Planning for the OBX Half Marathon

So, the Outer Banks Half Marathon is coming up in about a month from now on November 14th.   I did the same event last year and finished (with a sore knee) in about 2 hrs 19 minutes if memory serves me correctly.  I think I could certainly have been a few minutes faster if my knee hadn't been bothering me so much over the last few miles.

Anyway, what should I expect this year - should I set myself a target?   I'm a little leery as last year I did only run training in the lead-up to the event and put in several runs in the 10-12 mile range and one 14 miler. This year I have been mixing-in swim and bike training because of my triathlon obsession and so haven't done as many miles.  That said, however, I think I'm probably running faster over my normal run circuits than I was this time last year (I need to check that!).  I definitely need to up the milage over the next few weeks and get in some double digit mile runs over the remaining weekends.  My cardio should be OK, I just need to make sure that my legs (and that pesky right knee!) can take the pounding.

I would really like to be able to break two hours (roughly 9 min 10 secs/mile pace) but I think that it's highly unlikely at this point.  10 minute miles over the full 13.1 mile race would be 1 hour 10 mins 6 secs.   That certainly sounds a bit more like it and potentially an achievable target.  Yep - that's my goal.

So how realistic is it?   There's a nifty tool availabe called the McMillan Running Calculator that allows you to plug in the time you run for any distance and it spits out what it estimates your potential to be at a range of other distances.  You can find it here:

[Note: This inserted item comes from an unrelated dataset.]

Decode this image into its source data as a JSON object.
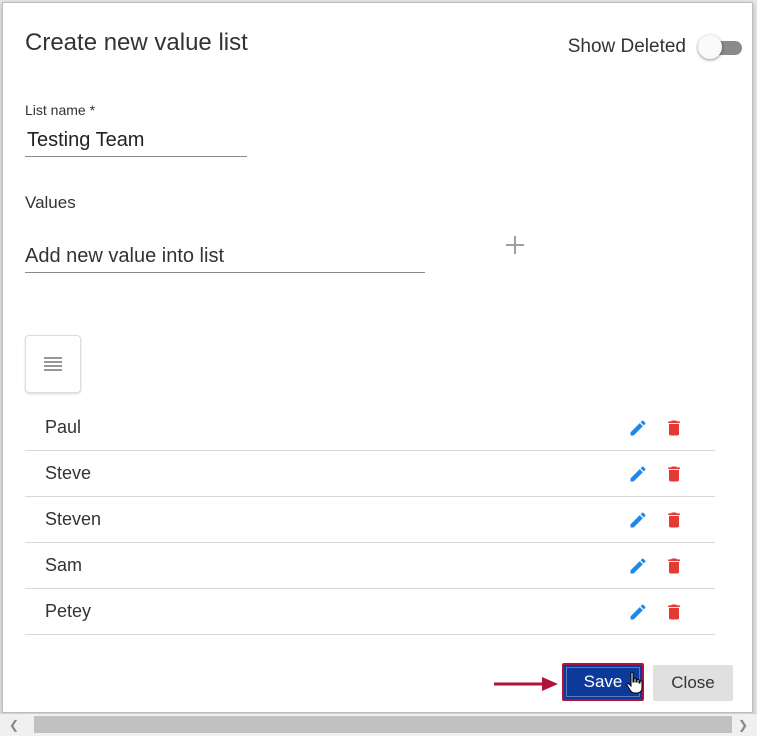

One of the problems that I have is that around where I live there is barely a flat spot anywhere.  This isn't a bad thing in terms of getting a good work out (those hills are good for you!) but it means that it's very difficult to get a good benchmark on what pace I'm running at.  I  know for a fact, for instance, that I run 5k on the coast several minutes faster than I can run my regular 5k "hill circuit" at home.

I ran 6.5 miles today around Barton's Creek and Wood Valley neighborhoods - plenty of hills!   I deliberately didn't push too hard and I tried to maintain an even 10 min/mile pace.  My splits were up and down slightly but my overall pace averaged 10:01 mins/mile over the full 6.5 miles, so I guess that I was pretty close!

My time at 10k (6.214 miles) was 1 hr 02 mins 23 secs.    If I plug that into the McMillan calculator I get an estimated half marathon time of 2 hrs 18 mins 49 seconds - very close to my time last year.  

There's no way that I'm settling for that!!!!, so I guess the question becomes - what time could I run 10 k in over flat ground and if I pushed it?  The simple answer is that I don't know!   I think that 30 secs faster per mile is probably a reasonable estimate (9:30 per mile, over 6.214 miles would be a fraction over 59 minutes).  If I plug a 59 minute 10k time into the McMillan calculator I get an estimated time of 2 hrs 11 mins 17 secs for a half marathon - that looks a bit more like it!

I'm going to see if I can find a flat(ter) circuit this weekend and see what I can do for 10k.  I'll report back!


  1. Try the ATT tobacco trail in Cary. It's pretty flat. You'll be surprised how hard flat is. I like hills better, because you use diff muscle groups. Flat is all the same and hurts more. good luck!

  2. I have definitely become comfortable on hills Carol, but I'm not sure that I agree! When I run down on the OBX it feels as if I'm flying compared to running at home in Raleigh.... unless it's windy!